> [TASK DESCRIPTION]
Please restate each entry below, word for word.

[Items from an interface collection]
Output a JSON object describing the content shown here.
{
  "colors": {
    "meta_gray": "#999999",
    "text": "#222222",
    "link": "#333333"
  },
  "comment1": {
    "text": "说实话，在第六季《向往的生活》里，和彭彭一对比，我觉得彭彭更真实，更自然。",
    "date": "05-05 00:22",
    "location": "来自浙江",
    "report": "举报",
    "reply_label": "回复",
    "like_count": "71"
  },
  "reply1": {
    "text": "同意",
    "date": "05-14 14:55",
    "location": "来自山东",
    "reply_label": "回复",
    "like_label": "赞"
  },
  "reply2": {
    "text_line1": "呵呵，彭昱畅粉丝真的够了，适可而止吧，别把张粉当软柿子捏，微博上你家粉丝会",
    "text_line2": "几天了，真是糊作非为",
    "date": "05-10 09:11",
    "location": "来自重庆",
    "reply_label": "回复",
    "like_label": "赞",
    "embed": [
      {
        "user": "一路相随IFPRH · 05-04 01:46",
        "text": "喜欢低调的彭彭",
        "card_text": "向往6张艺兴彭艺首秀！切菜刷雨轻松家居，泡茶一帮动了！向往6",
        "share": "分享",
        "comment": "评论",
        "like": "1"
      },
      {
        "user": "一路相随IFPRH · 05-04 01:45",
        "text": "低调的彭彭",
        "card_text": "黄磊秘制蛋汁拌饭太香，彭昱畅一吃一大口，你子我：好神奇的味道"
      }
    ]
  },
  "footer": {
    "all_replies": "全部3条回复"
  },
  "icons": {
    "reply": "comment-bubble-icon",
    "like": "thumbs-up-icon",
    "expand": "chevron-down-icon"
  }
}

> [ANSWER BELOW]
Output a JSON object describing the content shown here.
{
  "colors": {
    "meta_gray": "#999999",
    "text": "#222222",
    "link": "#333333"
  },
  "comment1": {
    "text": "说实话，在第六季《向往的生活》里，和彭彭一对比，我觉得彭彭更真实，更自然。",
    "date": "05-05 00:22",
    "location": "来自浙江",
    "report": "举报",
    "reply_label": "回复",
    "like_count": "71"
  },
  "reply1": {
    "text": "同意",
    "date": "05-14 14:55",
    "location": "来自山东",
    "reply_label": "回复",
    "like_label": "赞"
  },
  "reply2": {
    "text_line1": "呵呵，彭昱畅粉丝真的够了，适可而止吧，别把张粉当软柿子捏，微博上你家粉丝会",
    "text_line2": "几天了，真是糊作非为",
    "date": "05-10 09:11",
    "location": "来自重庆",
    "reply_label": "回复",
    "like_label": "赞",
    "embed": [
      {
        "user": "一路相随IFPRH · 05-04 01:46",
        "text": "喜欢低调的彭彭",
        "card_text": "向往6张艺兴彭艺首秀！切菜刷雨轻松家居，泡茶一帮动了！向往6",
        "share": "分享",
        "comment": "评论",
        "like": "1"
      },
      {
        "user": "一路相随IFPRH · 05-04 01:45",
        "text": "低调的彭彭",
        "card_text": "黄磊秘制蛋汁拌饭太香，彭昱畅一吃一大口，你子我：好神奇的味道"
      }
    ]
  },
  "footer": {
    "all_replies": "全部3条回复"
  },
  "icons": {
    "reply": "comment-bubble-icon",
    "like": "thumbs-up-icon",
    "expand": "chevron-down-icon"
  }
}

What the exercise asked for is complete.